EXERCISE AIM:
Each time a line of the listing holds "data", copy that line.

MATERIAL TO PROCESS:
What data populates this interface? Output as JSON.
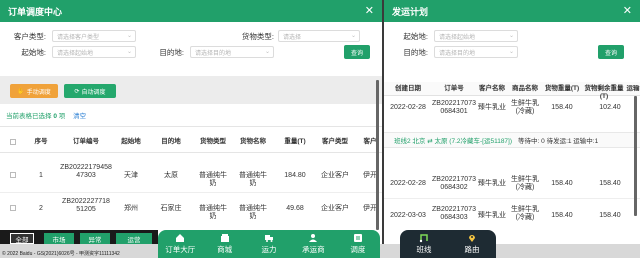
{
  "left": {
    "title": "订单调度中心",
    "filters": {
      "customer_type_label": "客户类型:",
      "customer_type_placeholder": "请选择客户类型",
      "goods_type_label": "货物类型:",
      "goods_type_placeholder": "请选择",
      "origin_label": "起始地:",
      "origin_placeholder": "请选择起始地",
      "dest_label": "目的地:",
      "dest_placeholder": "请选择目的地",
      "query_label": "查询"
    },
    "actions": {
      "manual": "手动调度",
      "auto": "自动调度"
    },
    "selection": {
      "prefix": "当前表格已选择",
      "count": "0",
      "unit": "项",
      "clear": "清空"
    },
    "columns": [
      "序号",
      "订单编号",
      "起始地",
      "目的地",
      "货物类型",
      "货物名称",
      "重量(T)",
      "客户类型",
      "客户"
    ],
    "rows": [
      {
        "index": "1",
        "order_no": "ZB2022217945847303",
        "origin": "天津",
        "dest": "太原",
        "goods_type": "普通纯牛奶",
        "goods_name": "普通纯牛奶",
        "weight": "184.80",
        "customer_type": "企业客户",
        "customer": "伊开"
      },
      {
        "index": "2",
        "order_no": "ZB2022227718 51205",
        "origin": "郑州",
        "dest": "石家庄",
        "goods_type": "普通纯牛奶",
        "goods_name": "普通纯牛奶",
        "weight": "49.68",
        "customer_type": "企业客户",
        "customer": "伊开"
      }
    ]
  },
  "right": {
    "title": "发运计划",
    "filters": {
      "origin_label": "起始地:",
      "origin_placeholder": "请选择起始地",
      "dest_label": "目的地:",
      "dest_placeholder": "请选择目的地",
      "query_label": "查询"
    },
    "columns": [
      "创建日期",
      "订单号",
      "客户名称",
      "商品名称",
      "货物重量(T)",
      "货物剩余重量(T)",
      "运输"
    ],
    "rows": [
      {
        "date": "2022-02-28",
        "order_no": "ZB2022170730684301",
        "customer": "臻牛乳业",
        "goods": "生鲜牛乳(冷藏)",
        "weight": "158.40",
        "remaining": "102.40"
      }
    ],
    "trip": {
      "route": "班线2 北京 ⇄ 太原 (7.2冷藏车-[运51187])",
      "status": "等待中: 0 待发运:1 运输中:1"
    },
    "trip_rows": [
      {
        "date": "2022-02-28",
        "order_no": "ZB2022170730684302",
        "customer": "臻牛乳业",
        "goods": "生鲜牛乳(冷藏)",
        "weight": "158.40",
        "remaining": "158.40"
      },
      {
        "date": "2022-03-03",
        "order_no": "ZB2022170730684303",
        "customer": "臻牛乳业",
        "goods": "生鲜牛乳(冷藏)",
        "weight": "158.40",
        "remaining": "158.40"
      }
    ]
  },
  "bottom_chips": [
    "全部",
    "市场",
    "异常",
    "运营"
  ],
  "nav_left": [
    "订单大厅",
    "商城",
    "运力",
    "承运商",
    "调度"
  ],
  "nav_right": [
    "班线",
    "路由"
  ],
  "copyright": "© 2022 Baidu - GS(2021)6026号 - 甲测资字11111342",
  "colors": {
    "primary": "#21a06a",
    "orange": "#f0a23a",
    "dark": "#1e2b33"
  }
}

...

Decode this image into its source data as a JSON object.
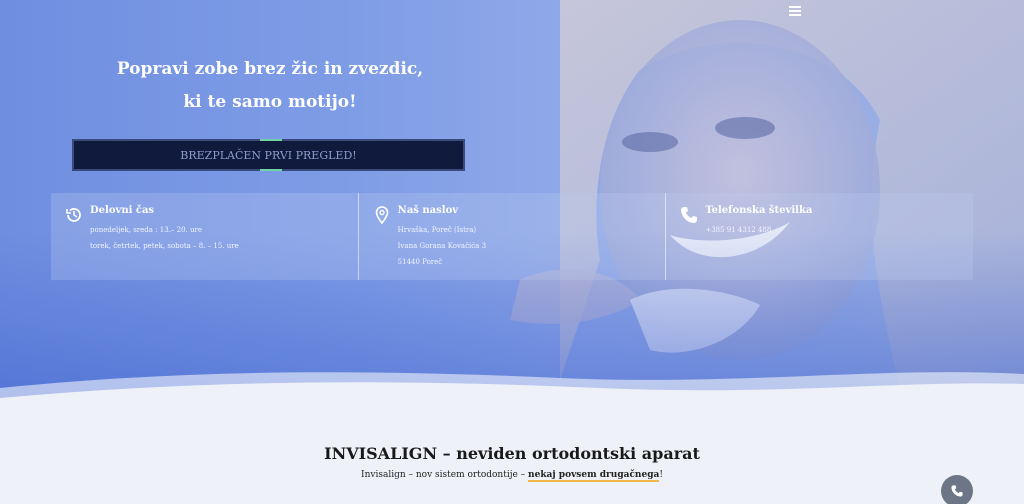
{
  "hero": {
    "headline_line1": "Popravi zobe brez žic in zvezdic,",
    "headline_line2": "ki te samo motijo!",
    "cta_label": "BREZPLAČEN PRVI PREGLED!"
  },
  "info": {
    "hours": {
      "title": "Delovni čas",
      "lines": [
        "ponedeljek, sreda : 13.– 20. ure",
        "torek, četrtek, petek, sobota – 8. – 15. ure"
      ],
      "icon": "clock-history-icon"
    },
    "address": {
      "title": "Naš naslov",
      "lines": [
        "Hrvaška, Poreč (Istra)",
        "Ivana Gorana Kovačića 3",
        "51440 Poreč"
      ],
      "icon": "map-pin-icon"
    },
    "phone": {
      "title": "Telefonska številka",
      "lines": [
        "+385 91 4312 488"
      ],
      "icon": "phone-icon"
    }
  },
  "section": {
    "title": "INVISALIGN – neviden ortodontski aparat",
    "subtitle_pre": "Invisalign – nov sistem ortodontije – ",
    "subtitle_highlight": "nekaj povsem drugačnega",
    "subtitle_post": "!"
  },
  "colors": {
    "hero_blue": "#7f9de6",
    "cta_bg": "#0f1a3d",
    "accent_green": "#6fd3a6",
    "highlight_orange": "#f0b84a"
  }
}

FINISHED EXERCISE:
What data populates this interface? Output as JSON.
Decode this image into its source data as a JSON object.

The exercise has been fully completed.